Mark Lee Webb


Mark Lee Webb is a native of Kentucky, but as a teenager lived in California. He knows where a skeg is on a surfboard and how to get from Malibu to Westwood via Mulholland. But he also knows how to find Paris without leaving Kentucky. He’s Editor and Publisher of A NARROW FELLOW, Journal of Poetry. Mark presented his newest book, WHATEVERITS, at the 2014 University of Louisville Conference on Literature and Culture. Finishing Line Press published it in 2014. He was recently awarded a writing residency at the Noepe Center on Martha’s Vineyard.

It is Raining and the Planks on Lewes Pier Bleed

mackerel, striper, rotten skate. I have nothing better
to do when it rains, so I take holidays and crab,           
scrounge chicken necks for bait from the Co-Op,
stop at Derrickson’s for a cold cola, walk past
Saint Peter’s Episcopal Cemetery where irises bloom
on Miss Henrietta Stotesbury. Tomorrow, if it stops
raining, I will rise before dawn, slip on overalls,
and climb two-story ladders to ice gingerbread
in Salmon and Sea Green. My strokes are not savageries
inflicted on complicitly-stretched canvas, my palette not
Van Gogh’s Mediterranean Saintes-Maries brushed
in mistral winds. I work with my son at common labor
and together we walk scaffolding, lacquer Victorians
on McFee in Anemone and Bay Breeze. But if it rains
again I will slip away, stay on holiday pulling my pots,
sorting black fingers from rocks, blues from greens –
the females laden with eggs I will throw
back, the males destined for a scalding.

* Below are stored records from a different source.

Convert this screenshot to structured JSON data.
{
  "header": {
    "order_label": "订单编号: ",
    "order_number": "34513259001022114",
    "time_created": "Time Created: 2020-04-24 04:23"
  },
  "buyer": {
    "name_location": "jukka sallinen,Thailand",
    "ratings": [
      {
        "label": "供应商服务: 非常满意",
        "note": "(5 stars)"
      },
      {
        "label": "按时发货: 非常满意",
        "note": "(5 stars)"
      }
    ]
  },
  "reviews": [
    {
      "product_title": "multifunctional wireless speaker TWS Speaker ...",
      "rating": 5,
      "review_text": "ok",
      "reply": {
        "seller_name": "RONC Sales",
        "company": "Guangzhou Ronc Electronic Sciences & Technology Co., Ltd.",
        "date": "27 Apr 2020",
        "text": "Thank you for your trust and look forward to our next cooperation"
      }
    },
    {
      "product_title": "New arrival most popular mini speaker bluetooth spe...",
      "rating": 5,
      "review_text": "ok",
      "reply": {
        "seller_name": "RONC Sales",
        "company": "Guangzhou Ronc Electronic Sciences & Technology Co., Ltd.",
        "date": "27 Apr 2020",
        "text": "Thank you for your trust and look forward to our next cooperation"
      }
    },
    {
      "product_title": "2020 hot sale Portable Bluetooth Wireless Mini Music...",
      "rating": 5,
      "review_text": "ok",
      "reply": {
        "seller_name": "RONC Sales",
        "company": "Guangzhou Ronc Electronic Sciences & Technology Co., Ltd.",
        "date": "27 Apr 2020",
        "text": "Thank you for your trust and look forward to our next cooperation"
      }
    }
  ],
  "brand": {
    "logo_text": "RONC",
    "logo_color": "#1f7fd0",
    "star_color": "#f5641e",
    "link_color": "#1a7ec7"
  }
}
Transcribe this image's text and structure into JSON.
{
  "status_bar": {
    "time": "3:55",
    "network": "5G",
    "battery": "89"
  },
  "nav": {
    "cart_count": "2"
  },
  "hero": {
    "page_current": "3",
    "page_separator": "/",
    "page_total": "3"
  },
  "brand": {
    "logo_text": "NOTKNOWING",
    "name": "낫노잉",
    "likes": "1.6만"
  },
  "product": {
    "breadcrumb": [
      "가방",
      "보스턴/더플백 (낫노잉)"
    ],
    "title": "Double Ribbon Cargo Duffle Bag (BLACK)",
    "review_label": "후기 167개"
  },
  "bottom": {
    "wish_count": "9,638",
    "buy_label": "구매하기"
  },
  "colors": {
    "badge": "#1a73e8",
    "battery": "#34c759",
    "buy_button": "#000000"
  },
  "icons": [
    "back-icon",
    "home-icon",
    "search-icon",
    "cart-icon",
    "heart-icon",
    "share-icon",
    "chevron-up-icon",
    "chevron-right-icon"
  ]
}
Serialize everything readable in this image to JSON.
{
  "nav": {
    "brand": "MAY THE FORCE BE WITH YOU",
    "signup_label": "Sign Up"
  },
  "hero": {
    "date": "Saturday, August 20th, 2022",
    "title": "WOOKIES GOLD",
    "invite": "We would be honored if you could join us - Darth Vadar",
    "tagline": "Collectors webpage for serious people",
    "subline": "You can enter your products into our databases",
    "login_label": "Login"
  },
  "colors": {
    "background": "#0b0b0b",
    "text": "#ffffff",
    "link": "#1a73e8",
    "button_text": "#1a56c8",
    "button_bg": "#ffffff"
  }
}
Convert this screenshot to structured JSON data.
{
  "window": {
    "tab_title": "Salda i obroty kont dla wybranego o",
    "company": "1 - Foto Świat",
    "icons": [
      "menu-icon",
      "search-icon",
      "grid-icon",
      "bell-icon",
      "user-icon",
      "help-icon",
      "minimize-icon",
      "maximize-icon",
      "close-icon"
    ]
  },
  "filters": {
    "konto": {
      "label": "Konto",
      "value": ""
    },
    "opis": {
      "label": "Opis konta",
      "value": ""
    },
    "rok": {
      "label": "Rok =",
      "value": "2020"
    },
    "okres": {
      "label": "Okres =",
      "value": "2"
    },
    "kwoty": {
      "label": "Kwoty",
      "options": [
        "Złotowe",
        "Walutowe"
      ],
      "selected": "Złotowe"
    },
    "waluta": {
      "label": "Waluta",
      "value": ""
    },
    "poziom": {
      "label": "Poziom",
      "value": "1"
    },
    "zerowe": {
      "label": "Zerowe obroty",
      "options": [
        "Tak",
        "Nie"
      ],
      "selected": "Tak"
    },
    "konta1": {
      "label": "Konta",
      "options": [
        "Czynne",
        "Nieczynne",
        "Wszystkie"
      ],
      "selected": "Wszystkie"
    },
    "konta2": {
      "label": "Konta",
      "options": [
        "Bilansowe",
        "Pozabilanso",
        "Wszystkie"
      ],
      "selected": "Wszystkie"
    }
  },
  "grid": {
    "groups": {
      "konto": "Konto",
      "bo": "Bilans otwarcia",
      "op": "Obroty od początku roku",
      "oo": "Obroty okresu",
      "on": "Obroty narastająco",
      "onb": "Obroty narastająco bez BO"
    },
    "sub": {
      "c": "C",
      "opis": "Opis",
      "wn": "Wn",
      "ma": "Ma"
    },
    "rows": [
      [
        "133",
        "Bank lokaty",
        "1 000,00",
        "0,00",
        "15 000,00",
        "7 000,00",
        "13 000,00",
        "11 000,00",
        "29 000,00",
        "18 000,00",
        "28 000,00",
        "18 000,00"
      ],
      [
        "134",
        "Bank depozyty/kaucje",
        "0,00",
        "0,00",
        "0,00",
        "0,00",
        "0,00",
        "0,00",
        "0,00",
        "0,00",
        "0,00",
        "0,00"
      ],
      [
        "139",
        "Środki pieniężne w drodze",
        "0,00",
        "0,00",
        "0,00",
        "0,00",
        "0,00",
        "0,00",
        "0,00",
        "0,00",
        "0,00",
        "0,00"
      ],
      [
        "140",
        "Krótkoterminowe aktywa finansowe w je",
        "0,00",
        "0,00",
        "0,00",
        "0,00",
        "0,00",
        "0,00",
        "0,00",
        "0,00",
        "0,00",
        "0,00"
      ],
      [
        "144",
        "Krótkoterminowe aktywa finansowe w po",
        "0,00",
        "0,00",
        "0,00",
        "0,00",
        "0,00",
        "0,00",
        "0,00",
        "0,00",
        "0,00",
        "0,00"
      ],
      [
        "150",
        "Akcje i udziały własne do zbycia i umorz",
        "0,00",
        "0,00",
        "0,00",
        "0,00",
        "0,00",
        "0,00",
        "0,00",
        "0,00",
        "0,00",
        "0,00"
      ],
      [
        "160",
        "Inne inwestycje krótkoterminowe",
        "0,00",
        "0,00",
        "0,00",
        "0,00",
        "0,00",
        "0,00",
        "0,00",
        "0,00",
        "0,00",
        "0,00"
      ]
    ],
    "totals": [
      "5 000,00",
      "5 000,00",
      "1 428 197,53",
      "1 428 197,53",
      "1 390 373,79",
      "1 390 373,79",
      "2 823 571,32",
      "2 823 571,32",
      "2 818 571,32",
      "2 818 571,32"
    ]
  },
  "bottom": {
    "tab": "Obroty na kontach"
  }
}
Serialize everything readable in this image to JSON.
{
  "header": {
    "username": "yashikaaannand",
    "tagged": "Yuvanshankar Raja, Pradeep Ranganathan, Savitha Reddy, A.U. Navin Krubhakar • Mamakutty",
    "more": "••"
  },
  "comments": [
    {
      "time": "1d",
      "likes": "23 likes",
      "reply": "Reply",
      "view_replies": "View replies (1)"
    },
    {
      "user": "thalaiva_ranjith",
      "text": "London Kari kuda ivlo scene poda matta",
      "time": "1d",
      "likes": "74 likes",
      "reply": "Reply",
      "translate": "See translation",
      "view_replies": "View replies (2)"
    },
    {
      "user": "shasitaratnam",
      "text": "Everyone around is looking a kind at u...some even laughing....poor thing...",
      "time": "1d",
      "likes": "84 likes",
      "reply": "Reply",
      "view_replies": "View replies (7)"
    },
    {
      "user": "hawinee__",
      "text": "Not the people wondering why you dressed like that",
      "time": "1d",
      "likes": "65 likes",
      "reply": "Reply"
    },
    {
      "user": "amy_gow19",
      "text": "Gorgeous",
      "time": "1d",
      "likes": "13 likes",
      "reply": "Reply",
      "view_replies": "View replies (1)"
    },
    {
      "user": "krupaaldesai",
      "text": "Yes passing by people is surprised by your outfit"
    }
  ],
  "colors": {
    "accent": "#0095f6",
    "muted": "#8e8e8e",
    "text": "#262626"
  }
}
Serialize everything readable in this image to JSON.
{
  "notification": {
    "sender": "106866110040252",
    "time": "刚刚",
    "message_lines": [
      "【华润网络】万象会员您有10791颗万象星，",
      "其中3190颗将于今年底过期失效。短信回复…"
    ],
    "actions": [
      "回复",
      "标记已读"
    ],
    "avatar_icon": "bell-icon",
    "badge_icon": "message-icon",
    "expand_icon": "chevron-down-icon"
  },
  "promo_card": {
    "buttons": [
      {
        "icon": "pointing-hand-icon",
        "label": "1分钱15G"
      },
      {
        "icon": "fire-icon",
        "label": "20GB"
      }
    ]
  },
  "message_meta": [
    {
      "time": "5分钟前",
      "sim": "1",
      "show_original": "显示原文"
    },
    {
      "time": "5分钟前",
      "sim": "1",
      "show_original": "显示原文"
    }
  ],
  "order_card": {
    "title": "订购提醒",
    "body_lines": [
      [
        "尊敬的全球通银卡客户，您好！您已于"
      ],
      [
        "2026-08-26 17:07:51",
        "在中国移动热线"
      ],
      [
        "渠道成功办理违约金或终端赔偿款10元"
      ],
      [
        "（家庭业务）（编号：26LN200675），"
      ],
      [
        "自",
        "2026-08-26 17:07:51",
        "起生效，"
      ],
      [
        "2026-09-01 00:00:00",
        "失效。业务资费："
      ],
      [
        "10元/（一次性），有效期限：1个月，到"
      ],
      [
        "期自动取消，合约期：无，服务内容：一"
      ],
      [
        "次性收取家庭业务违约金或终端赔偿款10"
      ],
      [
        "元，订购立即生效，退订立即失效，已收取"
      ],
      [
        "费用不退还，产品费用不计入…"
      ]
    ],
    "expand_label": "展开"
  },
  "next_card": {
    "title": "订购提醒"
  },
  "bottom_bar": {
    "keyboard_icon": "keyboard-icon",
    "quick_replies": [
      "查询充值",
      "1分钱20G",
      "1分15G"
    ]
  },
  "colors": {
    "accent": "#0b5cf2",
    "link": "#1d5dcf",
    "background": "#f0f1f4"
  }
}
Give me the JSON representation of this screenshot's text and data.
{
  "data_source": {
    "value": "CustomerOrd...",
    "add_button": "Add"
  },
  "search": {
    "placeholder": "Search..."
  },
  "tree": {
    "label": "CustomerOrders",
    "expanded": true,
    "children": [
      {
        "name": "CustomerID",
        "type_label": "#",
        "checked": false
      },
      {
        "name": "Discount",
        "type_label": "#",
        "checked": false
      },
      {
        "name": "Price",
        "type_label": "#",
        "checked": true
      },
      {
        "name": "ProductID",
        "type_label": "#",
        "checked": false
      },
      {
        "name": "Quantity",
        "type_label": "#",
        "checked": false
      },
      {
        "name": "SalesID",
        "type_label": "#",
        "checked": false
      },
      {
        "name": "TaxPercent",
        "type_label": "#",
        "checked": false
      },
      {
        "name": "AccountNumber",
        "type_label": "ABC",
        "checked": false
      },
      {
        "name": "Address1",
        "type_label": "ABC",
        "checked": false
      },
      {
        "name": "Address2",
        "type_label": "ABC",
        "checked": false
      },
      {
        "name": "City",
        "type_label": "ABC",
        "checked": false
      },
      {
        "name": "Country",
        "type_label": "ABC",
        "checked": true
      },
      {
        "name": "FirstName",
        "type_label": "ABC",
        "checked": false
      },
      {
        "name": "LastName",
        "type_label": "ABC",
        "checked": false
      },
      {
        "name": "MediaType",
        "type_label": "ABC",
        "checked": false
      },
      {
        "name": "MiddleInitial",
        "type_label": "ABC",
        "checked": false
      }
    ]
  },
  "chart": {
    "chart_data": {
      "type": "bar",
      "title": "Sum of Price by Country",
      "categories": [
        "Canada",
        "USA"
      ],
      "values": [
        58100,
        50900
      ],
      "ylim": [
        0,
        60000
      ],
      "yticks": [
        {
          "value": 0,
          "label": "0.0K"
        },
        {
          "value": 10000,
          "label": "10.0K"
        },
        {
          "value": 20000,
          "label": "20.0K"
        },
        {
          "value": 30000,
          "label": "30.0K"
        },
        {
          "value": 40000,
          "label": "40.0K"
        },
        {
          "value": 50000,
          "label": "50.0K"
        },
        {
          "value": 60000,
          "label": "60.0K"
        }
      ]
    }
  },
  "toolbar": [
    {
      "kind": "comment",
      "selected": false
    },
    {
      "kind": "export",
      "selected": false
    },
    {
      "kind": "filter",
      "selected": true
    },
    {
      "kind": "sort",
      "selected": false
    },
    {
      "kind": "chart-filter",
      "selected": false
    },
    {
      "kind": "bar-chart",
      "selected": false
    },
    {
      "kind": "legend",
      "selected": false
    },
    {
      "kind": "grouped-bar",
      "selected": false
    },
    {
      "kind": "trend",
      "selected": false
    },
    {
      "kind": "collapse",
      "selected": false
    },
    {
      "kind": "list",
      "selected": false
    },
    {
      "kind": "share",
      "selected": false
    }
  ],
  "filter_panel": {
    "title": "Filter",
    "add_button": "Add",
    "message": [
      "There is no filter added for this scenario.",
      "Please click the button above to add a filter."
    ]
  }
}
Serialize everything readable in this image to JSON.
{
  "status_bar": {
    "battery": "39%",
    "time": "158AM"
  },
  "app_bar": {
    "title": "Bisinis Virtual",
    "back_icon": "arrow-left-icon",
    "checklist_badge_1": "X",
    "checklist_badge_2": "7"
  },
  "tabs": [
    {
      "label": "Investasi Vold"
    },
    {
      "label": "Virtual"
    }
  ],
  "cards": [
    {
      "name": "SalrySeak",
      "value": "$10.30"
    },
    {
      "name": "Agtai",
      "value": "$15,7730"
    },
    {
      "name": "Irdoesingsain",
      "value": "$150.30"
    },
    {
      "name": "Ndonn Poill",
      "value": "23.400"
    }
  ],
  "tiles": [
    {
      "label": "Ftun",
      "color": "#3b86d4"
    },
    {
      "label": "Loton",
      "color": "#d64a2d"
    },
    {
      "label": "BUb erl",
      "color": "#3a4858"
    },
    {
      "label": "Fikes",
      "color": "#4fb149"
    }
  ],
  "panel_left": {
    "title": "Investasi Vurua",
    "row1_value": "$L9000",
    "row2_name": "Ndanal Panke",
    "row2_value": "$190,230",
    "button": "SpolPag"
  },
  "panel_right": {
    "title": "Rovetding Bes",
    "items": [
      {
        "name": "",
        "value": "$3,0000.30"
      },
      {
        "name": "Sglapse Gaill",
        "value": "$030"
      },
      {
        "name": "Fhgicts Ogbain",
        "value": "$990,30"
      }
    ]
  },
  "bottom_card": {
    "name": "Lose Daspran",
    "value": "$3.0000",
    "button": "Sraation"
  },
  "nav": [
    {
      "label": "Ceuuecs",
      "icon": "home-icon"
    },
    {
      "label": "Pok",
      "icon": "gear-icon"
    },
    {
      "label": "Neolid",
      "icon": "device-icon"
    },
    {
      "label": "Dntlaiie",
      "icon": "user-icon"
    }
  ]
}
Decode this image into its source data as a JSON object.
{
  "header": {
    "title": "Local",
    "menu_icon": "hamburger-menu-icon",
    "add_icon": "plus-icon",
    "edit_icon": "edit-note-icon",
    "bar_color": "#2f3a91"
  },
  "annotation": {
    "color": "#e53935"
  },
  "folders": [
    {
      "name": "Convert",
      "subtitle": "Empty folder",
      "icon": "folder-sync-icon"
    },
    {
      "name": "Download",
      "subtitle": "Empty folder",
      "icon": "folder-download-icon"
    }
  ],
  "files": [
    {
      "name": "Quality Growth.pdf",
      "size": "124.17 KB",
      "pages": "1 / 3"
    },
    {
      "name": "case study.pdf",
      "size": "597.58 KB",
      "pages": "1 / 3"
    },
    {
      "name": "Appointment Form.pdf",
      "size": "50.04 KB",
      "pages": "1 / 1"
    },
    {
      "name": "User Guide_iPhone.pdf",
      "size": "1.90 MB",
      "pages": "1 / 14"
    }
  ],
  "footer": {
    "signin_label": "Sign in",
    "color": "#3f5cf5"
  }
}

I collected the stories that became this poem from the recollections of my father, now eighty one, about my grandfather and great-grandfather who lived and worked as housepainters in Lewes, Delaware.